● **What is being asked**:
Copy out each line of the data that includes the string "title".

● **Data records**:
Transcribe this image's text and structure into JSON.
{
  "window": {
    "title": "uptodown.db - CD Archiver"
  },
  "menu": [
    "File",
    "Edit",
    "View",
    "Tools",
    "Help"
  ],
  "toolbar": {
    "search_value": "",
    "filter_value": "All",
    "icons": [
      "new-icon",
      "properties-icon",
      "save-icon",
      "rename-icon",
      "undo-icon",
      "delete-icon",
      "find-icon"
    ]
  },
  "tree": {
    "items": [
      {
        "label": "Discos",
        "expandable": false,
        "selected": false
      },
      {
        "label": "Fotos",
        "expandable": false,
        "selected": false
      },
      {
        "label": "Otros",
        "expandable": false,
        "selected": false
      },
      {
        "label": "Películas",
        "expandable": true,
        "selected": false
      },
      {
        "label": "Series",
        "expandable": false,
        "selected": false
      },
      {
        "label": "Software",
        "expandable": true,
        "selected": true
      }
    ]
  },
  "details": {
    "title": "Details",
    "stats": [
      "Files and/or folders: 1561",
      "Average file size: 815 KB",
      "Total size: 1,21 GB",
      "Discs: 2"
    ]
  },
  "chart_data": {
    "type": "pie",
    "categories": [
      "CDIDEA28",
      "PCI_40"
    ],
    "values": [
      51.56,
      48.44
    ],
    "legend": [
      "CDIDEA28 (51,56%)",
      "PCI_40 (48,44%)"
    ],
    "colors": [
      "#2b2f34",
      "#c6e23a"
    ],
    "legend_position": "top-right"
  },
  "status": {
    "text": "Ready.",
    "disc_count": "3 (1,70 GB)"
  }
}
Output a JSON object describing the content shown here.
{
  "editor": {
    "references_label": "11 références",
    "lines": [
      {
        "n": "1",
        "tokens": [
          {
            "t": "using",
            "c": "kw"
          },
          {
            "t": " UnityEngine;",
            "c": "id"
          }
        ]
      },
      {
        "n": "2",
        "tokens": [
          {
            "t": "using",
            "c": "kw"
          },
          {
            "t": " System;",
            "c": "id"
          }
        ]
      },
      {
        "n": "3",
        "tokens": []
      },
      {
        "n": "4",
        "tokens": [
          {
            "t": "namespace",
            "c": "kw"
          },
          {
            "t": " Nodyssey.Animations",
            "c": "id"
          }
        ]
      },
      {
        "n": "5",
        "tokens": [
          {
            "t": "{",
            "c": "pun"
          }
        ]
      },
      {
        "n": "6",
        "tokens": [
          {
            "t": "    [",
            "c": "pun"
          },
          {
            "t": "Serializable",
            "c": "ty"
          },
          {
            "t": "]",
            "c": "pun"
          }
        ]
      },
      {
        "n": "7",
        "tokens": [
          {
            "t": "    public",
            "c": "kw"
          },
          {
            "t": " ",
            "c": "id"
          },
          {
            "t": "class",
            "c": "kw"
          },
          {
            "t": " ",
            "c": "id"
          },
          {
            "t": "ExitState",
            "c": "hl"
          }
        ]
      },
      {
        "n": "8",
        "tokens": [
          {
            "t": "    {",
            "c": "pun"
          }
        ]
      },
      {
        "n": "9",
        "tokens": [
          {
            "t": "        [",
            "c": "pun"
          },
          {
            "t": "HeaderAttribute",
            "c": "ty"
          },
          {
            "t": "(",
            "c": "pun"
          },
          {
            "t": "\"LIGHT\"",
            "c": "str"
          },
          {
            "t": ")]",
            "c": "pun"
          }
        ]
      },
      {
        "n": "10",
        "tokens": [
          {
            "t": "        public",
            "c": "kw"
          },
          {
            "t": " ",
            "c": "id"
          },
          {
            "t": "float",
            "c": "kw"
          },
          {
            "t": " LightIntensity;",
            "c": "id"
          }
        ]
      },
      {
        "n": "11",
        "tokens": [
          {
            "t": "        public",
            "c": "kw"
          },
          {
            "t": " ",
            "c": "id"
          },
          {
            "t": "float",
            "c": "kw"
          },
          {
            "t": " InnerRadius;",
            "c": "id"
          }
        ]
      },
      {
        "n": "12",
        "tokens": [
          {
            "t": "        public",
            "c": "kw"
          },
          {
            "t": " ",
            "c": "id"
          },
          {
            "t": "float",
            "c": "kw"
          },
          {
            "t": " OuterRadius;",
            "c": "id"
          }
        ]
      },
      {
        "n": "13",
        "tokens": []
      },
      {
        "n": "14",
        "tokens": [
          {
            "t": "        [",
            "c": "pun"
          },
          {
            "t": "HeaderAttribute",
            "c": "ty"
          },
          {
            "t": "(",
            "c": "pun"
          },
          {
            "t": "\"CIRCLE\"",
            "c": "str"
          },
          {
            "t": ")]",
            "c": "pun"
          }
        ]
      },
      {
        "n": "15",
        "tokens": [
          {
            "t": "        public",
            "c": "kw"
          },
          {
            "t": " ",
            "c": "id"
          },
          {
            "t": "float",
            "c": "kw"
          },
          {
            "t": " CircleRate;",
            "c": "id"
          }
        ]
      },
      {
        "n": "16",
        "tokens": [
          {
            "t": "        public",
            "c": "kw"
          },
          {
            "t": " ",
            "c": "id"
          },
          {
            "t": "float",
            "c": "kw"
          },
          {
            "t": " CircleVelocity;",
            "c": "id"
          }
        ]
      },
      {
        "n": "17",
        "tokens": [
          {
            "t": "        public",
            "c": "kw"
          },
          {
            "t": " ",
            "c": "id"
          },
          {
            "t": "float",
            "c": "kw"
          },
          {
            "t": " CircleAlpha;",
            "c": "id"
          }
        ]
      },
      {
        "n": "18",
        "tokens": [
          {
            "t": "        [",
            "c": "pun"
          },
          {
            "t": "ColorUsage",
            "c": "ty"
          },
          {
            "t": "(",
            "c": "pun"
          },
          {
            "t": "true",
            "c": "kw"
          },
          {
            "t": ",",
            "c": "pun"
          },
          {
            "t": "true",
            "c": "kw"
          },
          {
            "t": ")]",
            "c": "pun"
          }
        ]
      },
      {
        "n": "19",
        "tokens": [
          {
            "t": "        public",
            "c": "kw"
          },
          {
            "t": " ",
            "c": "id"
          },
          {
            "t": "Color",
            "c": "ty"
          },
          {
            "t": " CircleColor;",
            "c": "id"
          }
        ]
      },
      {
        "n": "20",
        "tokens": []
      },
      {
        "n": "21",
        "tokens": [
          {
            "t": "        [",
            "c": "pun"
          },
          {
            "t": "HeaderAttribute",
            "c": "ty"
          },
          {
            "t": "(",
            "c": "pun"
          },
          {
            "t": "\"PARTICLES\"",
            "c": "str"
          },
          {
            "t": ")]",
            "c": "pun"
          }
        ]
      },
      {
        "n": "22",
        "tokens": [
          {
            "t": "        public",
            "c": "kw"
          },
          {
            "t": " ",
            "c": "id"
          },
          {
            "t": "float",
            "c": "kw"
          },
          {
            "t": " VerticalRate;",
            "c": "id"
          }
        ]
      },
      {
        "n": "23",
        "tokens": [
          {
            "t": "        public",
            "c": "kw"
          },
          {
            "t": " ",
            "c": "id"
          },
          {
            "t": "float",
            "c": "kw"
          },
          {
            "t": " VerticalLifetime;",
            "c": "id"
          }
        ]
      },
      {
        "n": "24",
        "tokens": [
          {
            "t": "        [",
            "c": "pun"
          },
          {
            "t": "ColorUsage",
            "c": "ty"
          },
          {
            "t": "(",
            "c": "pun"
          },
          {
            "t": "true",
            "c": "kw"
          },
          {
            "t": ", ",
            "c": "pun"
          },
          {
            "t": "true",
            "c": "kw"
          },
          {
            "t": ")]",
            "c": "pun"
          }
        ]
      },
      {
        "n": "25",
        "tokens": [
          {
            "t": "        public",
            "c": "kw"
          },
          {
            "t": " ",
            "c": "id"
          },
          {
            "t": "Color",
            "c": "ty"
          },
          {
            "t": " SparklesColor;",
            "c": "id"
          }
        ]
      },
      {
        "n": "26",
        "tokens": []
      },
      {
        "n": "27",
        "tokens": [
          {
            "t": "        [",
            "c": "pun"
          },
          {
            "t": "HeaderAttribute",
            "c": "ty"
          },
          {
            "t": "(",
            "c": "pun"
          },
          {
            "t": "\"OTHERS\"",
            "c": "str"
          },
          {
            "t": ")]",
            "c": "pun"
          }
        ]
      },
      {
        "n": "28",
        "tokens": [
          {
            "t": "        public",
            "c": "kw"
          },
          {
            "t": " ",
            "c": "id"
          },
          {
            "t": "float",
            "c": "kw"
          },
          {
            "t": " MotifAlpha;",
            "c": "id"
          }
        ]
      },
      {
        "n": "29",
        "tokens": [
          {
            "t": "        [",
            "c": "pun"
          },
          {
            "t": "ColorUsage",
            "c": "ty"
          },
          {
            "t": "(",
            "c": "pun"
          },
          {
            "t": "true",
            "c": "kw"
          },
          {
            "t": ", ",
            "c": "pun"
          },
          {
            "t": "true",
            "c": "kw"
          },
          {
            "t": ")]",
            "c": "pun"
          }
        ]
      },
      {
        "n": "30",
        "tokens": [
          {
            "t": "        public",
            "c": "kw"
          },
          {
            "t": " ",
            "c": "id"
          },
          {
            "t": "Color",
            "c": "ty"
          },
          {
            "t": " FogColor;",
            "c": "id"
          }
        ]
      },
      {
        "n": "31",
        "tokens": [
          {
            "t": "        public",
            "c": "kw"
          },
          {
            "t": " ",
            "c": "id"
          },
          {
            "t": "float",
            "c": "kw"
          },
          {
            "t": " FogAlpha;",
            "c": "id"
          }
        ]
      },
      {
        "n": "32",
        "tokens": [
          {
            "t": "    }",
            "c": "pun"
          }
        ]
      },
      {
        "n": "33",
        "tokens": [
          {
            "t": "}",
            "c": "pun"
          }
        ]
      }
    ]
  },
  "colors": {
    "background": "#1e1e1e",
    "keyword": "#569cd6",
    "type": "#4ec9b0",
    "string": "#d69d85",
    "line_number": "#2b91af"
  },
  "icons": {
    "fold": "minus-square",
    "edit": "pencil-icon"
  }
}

● **Response area**:
    "title": "uptodown.db - CD Archiver"
    "title": "Details",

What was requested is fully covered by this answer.